The pan should now have about 1 tablespoon of fat rendered from the sausages and duck. If there is more, drain the excess off into a ramekin and set aside. To make the mirepoix, add the onions and celery along with a generous pinch of salt and saute until soft and translucent. Add the two bell peppers, garlic and chili pepper of your choice and continue to saute until the onions are starting to caramelize and the bell peppers are nice and soft. Take the pot off the heat and set aside.
Now we're going to make the roux. What we're doing here is caramelizing the flour until it's dark chocolate brown. To avoid burning it, it needs constant supervision and stirring which will take anywhere from 30 minutes to an hour. Don't use a non-stick pan or silicon utensil to stir as they are typically not safe to use at temperatures as high as this mixture will get. I'd recommend using a stainless steel whisk or a flat edged wooden paddle. If you use a wooden paddle, be prepared to have it scorch a little. Lastly be very careful not to splash this on yourself as it's a guaranteed trip to the ER if you do.
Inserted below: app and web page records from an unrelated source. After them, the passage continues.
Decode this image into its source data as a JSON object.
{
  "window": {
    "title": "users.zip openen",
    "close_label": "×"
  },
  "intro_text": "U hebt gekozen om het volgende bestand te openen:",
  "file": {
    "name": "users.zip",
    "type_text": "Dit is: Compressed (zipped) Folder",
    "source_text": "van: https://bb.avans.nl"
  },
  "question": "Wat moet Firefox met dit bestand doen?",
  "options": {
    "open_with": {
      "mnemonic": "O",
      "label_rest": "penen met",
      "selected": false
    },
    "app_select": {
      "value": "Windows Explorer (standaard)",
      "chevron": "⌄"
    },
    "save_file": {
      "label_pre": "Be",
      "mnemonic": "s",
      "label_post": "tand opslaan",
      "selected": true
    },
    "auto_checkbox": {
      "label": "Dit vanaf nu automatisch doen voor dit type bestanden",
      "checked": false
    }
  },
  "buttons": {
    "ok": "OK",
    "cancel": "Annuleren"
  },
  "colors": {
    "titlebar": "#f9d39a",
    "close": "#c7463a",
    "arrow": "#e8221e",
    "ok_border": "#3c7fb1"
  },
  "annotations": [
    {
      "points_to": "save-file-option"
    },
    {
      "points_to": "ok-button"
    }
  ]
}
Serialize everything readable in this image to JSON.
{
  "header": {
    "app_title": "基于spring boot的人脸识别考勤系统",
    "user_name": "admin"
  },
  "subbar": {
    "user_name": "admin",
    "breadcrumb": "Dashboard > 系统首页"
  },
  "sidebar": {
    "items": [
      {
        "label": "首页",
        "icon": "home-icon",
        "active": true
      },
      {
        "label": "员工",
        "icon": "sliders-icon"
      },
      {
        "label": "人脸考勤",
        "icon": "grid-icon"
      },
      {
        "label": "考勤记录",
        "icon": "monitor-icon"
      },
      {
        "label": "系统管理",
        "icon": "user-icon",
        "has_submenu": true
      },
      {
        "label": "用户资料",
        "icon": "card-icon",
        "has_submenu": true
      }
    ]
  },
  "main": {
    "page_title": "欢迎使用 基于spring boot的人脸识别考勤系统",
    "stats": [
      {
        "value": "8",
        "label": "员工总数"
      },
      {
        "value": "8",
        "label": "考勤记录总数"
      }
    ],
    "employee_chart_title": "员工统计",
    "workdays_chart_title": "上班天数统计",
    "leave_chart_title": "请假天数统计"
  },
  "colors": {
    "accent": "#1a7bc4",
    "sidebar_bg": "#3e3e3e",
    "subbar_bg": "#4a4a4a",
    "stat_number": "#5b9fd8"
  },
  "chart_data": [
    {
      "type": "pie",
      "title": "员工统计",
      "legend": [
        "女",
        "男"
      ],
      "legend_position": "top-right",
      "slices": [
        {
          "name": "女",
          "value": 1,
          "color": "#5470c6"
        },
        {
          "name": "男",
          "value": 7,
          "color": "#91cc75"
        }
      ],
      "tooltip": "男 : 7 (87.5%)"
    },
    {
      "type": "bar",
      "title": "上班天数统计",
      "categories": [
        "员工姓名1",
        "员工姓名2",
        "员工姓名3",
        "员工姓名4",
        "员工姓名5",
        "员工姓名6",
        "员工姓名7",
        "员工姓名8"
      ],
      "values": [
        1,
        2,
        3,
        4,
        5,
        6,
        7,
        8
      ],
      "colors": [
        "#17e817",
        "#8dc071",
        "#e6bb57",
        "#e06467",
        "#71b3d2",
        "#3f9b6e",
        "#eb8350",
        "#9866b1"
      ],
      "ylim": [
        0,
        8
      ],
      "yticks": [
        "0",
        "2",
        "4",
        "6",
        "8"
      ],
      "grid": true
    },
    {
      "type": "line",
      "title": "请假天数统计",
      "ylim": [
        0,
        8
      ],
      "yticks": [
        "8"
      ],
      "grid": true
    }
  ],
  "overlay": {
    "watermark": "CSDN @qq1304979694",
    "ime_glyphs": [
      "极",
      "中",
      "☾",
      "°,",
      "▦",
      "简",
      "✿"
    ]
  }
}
Add any reserved fat you have from the duck and sausage to a 1/4 C measuring cup and top off with duck fat, clarified butter, or lard. Do not use regular butter, as the milk solids in it will burn. Add the fat to to a medium sized sauce pan and heat over medium low heat until very hot. Add the flour and immediately start stirring. Be sure you keep every part of the roux moving so it does not burn. As long as it's not smoking you can turn the heat up in small increments but turn it down if you start to see smoke. As the roux reaches a medium brown color (like beef gravy), turn the heat down a little to slow the process down. You want to get it to the color of dark chocolate (photo above), but there is a very fine line between that and burnt.
As soon as it's reached the desired color, remove the pot from the heat and stir in some of the mirepoix to bring the temperature down quickly. Once it's cool enough to touch, have a taste. If it tastes bitter, you need to throw it out and start over. Add the roux and chicken stock into the large pot with the rest of the mirepoix. Put the pot over a medium high flame and whisk until the roux is dissolved and the mixture begins to boil.
Turn the heat down to maintain a gentle simmer and add the duck, sausage and the rest of the gumbo ingredients. Cover with a lid set slightly ajar to allow steam to escape and simmer until the duck is tender (about 1- 1 1/2 hours).
In the meantime, cook the rice, and peel and devein the shrimp.
When the duck is tender, remove the legs from the gumbo and allow them to cool enough to handle. Take the meat off the bones and add it back to the pot. Taste for seasonings and add more salt and pepper as needed and adjust the spiciness with cayenne pepper. Turn the heat up and bring the gumbo to a boil then add the shrimp, stirring to submerge. Cover immediately and remove the pot from the heat. The residual heat will gently cook the shrimp to perfection in about 7 minutes (use less time if your shrimp are small).
To serve, put a small amount of rice in the bottom of a shallow bowl and top with the gumbo. Sprinkle with parsley and serve with hot sauce and bread.